Evie’s stomach plummeted to her toes. Oh no. No, no, no. What if she went into the bathroom and refused to come out? Or just quietly slipped out the back door and disappeared for a couple of hours? It was time for her lunch break, and—

Coward. Evie stiffened her spine. She wasn’t running away. If it wasn’t now, it’d be some other time. She couldn’t avoid him forever. And far better to get this over with in public, while she could maintain her dignity and show the good people of Rochambeau there was nothing left to talk about.

“That’d be great,” he said in an aw shucks way she didn’t buy for a second. He might talk smooth and act all friendly and gee-whiz ma’am, but she knew better. God, did she know better.

He was nothing more than a self-centered, arrogant jerk with a giant sense of entitlement and no mercy for those he considered beneath him. A little corner of her heart still hurt like it had been yesterday, but she ruthlessly stomped on the feeling until it stopped.

“Good,” her mother said as if it were the best idea in the world, her gaze sweeping the shop. “She was here just a minute ago. Evie? Evie?”

“She went in the back,” Stella offered with what Evie was convinced was a hint of glee. Bitch.

Right. There was nothing Evie could do except face this particular blast from the past. Because there was no way on earth she’d ever let Matt Girard humiliate her again. She’d learned the hard way, but at least she’d learned.
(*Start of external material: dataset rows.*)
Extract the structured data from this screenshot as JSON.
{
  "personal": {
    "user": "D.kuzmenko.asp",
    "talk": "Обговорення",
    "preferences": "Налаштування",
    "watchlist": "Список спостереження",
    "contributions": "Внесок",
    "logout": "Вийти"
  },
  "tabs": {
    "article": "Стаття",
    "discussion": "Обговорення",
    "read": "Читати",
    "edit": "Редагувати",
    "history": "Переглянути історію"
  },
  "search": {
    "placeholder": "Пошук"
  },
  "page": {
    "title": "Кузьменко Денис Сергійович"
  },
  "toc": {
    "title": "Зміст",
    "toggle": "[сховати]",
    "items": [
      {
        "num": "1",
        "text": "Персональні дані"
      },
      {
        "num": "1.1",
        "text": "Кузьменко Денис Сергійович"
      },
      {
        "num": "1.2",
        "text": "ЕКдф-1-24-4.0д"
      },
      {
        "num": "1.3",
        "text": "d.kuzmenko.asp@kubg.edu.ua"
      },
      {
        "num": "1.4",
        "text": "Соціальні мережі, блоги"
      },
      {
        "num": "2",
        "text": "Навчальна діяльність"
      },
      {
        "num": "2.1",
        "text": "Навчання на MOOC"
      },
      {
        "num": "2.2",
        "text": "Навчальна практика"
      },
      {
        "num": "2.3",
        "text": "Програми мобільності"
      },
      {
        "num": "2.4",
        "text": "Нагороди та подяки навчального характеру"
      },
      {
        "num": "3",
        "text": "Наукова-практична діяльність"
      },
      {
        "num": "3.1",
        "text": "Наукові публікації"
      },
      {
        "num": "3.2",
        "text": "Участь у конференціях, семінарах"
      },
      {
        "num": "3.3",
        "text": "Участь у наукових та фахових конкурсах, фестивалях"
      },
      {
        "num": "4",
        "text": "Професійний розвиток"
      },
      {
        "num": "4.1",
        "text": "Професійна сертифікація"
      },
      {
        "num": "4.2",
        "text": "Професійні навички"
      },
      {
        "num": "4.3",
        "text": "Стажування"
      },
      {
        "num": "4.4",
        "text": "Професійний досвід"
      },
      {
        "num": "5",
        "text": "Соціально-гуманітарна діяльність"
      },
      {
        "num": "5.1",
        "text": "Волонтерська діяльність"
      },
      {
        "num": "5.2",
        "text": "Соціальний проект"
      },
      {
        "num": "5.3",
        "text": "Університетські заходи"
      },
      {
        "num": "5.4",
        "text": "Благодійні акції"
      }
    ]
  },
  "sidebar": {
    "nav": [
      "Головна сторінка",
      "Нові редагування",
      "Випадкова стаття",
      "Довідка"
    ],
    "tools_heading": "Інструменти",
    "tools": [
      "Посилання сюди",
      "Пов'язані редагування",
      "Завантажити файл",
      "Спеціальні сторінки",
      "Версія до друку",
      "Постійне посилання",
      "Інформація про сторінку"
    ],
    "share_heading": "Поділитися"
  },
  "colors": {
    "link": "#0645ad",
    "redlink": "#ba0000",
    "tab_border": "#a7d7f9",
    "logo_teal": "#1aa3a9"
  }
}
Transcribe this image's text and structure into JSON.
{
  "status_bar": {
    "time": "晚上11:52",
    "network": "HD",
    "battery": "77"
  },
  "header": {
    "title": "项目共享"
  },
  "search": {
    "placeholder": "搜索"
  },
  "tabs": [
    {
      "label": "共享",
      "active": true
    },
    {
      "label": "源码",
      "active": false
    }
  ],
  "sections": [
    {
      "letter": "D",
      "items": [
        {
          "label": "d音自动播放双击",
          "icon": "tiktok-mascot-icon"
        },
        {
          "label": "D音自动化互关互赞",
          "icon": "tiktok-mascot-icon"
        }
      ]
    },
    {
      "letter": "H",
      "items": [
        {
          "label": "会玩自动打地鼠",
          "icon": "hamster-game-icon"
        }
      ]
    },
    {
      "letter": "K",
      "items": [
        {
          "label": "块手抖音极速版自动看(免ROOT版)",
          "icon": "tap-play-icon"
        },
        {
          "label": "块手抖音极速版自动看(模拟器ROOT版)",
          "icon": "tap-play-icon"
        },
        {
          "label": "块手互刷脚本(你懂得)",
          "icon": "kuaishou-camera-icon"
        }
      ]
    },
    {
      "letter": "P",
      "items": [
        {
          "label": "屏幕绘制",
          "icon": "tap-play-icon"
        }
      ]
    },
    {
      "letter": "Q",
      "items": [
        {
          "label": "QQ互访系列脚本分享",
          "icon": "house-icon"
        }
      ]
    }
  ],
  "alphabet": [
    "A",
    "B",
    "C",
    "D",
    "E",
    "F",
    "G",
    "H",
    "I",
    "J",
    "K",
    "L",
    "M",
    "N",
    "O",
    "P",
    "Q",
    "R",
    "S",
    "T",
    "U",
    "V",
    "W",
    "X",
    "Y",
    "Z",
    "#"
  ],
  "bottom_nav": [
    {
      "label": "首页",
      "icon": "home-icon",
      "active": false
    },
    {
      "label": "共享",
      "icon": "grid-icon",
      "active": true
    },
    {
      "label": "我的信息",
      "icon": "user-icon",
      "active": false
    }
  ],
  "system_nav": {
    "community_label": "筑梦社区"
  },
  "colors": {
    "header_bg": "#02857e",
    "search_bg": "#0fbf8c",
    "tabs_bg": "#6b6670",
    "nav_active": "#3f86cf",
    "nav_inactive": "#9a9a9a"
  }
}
“I’m right here, Mama,” she said, whipping off her smock and pushing back the curtain.